This latest aggression committed against the Copts, one of the largest Christian communities in the region (the population is estimated at 8 to10 million) is a crime of extraordinary violence and must be condemned by all religious leaders. It is the consequence of the security policies on the escalation of violence. Pointing to the incidents of religious strife during 2010, it is noteworthy that Emergency Law has not really prevented terrorism from penetrating Egypt as alleged by the government. Such acts must be severely punished by the authorities in accordance with international standards.

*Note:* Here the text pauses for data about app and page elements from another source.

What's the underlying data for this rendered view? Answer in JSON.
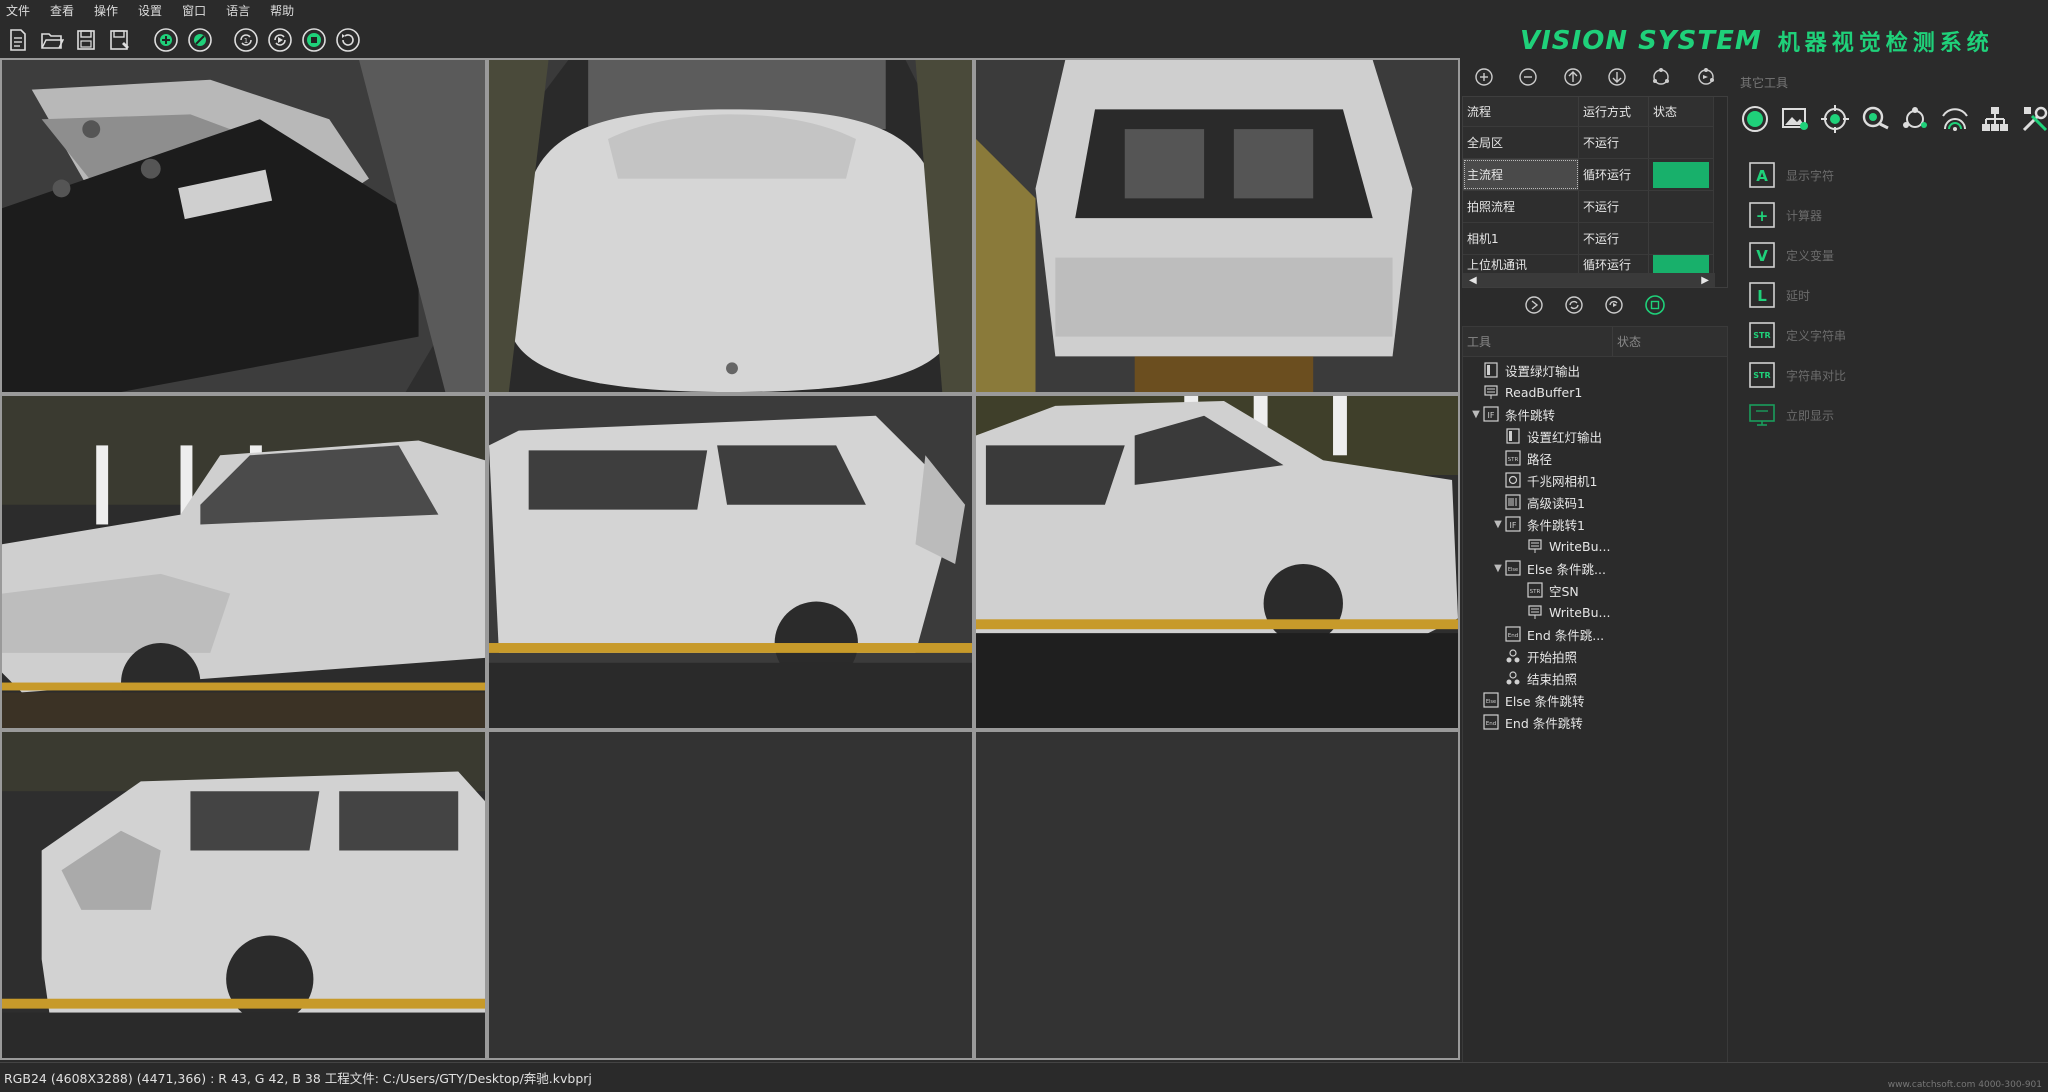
{
  "menu": [
    "文件",
    "查看",
    "操作",
    "设置",
    "窗口",
    "语言",
    "帮助"
  ],
  "toolbar_icons": [
    "new-file-icon",
    "open-folder-icon",
    "save-icon",
    "save-as-icon",
    "add-camera-icon",
    "edit-icon",
    "loop-run-icon",
    "single-run-icon",
    "stop-icon",
    "reset-icon"
  ],
  "brand": {
    "english": "VISION SYSTEM",
    "chinese": "机器视觉检测系统",
    "color": "#1fd17a"
  },
  "process": {
    "controls": [
      "add-icon",
      "remove-icon",
      "move-up-icon",
      "move-down-icon",
      "run-icon",
      "loop-icon"
    ],
    "headers": [
      "流程",
      "运行方式",
      "状态"
    ],
    "rows": [
      {
        "name": "全局区",
        "mode": "不运行",
        "status": ""
      },
      {
        "name": "主流程",
        "mode": "循环运行",
        "status": "green"
      },
      {
        "name": "拍照流程",
        "mode": "不运行",
        "status": ""
      },
      {
        "name": "相机1",
        "mode": "不运行",
        "status": ""
      },
      {
        "name": "上位机通讯",
        "mode": "循环运行",
        "status": "green"
      }
    ]
  },
  "flow_controls": [
    "play-once-icon",
    "loop-icon",
    "cycle-icon",
    "stop-icon"
  ],
  "tools": {
    "headers": [
      "工具",
      "状态"
    ],
    "tree": [
      {
        "label": "设置绿灯输出",
        "indent": 0,
        "toggle": "",
        "icon": "output-icon"
      },
      {
        "label": "ReadBuffer1",
        "indent": 0,
        "toggle": "",
        "icon": "buffer-icon"
      },
      {
        "label": "条件跳转",
        "indent": 0,
        "toggle": "v",
        "icon": "if-icon"
      },
      {
        "label": "设置红灯输出",
        "indent": 1,
        "toggle": "",
        "icon": "output-icon"
      },
      {
        "label": "路径",
        "indent": 1,
        "toggle": "",
        "icon": "str-icon"
      },
      {
        "label": "千兆网相机1",
        "indent": 1,
        "toggle": "",
        "icon": "camera-icon"
      },
      {
        "label": "高级读码1",
        "indent": 1,
        "toggle": "",
        "icon": "barcode-icon"
      },
      {
        "label": "条件跳转1",
        "indent": 1,
        "toggle": "v",
        "icon": "if-icon"
      },
      {
        "label": "WriteBu...",
        "indent": 2,
        "toggle": "",
        "icon": "buffer-icon"
      },
      {
        "label": "Else 条件跳...",
        "indent": 1,
        "toggle": "v",
        "icon": "else-icon"
      },
      {
        "label": "空SN",
        "indent": 2,
        "toggle": "",
        "icon": "str-icon"
      },
      {
        "label": "WriteBu...",
        "indent": 2,
        "toggle": "",
        "icon": "buffer-icon"
      },
      {
        "label": "End 条件跳...",
        "indent": 1,
        "toggle": "",
        "icon": "end-icon"
      },
      {
        "label": "开始拍照",
        "indent": 1,
        "toggle": "",
        "icon": "trigger-icon"
      },
      {
        "label": "结束拍照",
        "indent": 1,
        "toggle": "",
        "icon": "trigger-icon"
      },
      {
        "label": "Else 条件跳转",
        "indent": 0,
        "toggle": "",
        "icon": "else-icon"
      },
      {
        "label": "End 条件跳转",
        "indent": 0,
        "toggle": "",
        "icon": "end-icon"
      }
    ]
  },
  "other_tools": {
    "title": "其它工具",
    "icon_bar": [
      "color-circle-icon",
      "image-icon",
      "target-icon",
      "search-zoom-icon",
      "network-icon",
      "signal-icon",
      "hierarchy-icon",
      "tools-icon"
    ],
    "items": [
      {
        "label": "显示字符",
        "icon": "display-text-icon",
        "letter": "A"
      },
      {
        "label": "计算器",
        "icon": "calculator-icon",
        "letter": "+"
      },
      {
        "label": "定义变量",
        "icon": "variable-icon",
        "letter": "V"
      },
      {
        "label": "延时",
        "icon": "delay-icon",
        "letter": "L"
      },
      {
        "label": "定义字符串",
        "icon": "string-icon",
        "letter": "STR"
      },
      {
        "label": "字符串对比",
        "icon": "string-compare-icon",
        "letter": "STR"
      },
      {
        "label": "立即显示",
        "icon": "monitor-icon",
        "letter": ""
      }
    ]
  },
  "statusbar": {
    "text": "RGB24 (4608X3288) (4471,366) : R 43, G 42, B 38  工程文件: C:/Users/GTY/Desktop/奔驰.kvbprj"
  },
  "watermark": "www.catchsoft.com  4000-300-901",
  "colors": {
    "accent": "#1fd17a",
    "status_green": "#18b06b",
    "background": "#2b2b2b"
  }
}
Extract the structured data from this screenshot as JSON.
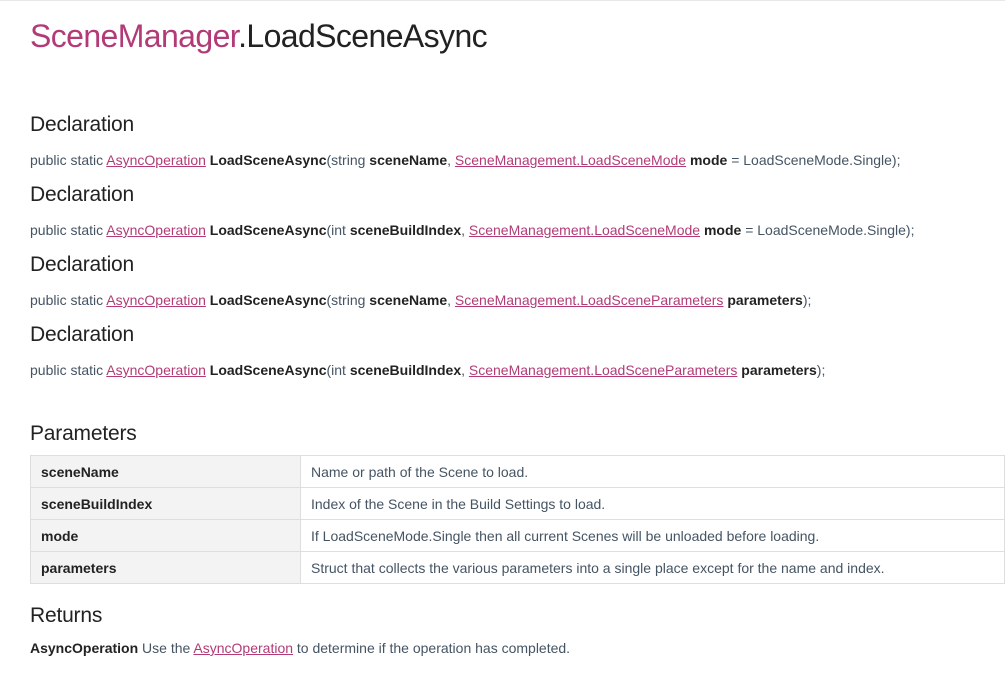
{
  "title": {
    "class_name": "SceneManager",
    "separator": ".",
    "method_name": "LoadSceneAsync"
  },
  "declarations": [
    {
      "heading": "Declaration",
      "prefix": "public static",
      "return_type_link": "AsyncOperation",
      "method": "LoadSceneAsync",
      "open": "(string",
      "param1_name": "sceneName",
      "comma": ",",
      "param2_type_link": "SceneManagement.LoadSceneMode",
      "param2_name": "mode",
      "tail": "= LoadSceneMode.Single);"
    },
    {
      "heading": "Declaration",
      "prefix": "public static",
      "return_type_link": "AsyncOperation",
      "method": "LoadSceneAsync",
      "open": "(int",
      "param1_name": "sceneBuildIndex",
      "comma": ",",
      "param2_type_link": "SceneManagement.LoadSceneMode",
      "param2_name": "mode",
      "tail": "= LoadSceneMode.Single);"
    },
    {
      "heading": "Declaration",
      "prefix": "public static",
      "return_type_link": "AsyncOperation",
      "method": "LoadSceneAsync",
      "open": "(string",
      "param1_name": "sceneName",
      "comma": ",",
      "param2_type_link": "SceneManagement.LoadSceneParameters",
      "param2_name": "parameters",
      "tail": ");"
    },
    {
      "heading": "Declaration",
      "prefix": "public static",
      "return_type_link": "AsyncOperation",
      "method": "LoadSceneAsync",
      "open": "(int",
      "param1_name": "sceneBuildIndex",
      "comma": ",",
      "param2_type_link": "SceneManagement.LoadSceneParameters",
      "param2_name": "parameters",
      "tail": ");"
    }
  ],
  "parameters": {
    "heading": "Parameters",
    "rows": [
      {
        "name": "sceneName",
        "description": "Name or path of the Scene to load."
      },
      {
        "name": "sceneBuildIndex",
        "description": "Index of the Scene in the Build Settings to load."
      },
      {
        "name": "mode",
        "description": "If LoadSceneMode.Single then all current Scenes will be unloaded before loading."
      },
      {
        "name": "parameters",
        "description": "Struct that collects the various parameters into a single place except for the name and index."
      }
    ]
  },
  "returns": {
    "heading": "Returns",
    "type": "AsyncOperation",
    "text_before": "Use the",
    "link": "AsyncOperation",
    "text_after": "to determine if the operation has completed."
  },
  "colors": {
    "accent": "#b23b77",
    "heading": "#222222",
    "body_text": "#455463",
    "table_border": "#dedede",
    "table_name_bg": "#f3f3f3"
  }
}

Even though religious freedom is granted and protected under the Egyptian constitution and under international human right conventions, religious intolerance and discrimination are embedded very deeply within the legislative and ideological framework of the Egyptian society. No solution will ever be effective without providing a social and legislative context which allows religious minorities to practice their religions freely, and which would harshly punish attempts of breaking the unity of the Egyptian people.

FIDH, EOHR, CIHRS and HRAAP thus call for a collective effort from different societal powers to address the multidimensional threat of religious strife.

FIDH, EOHR, CIHRS and HRAAP also call on the Egyptian authorities to investigate the attack and demand that they make every effort to ensure that its perpetrators be brought to justice and urge the international community to implement all means necessary in order to end the wave of violence which is plaguing the region and to come in support of the persecuted Christian communities.

Read more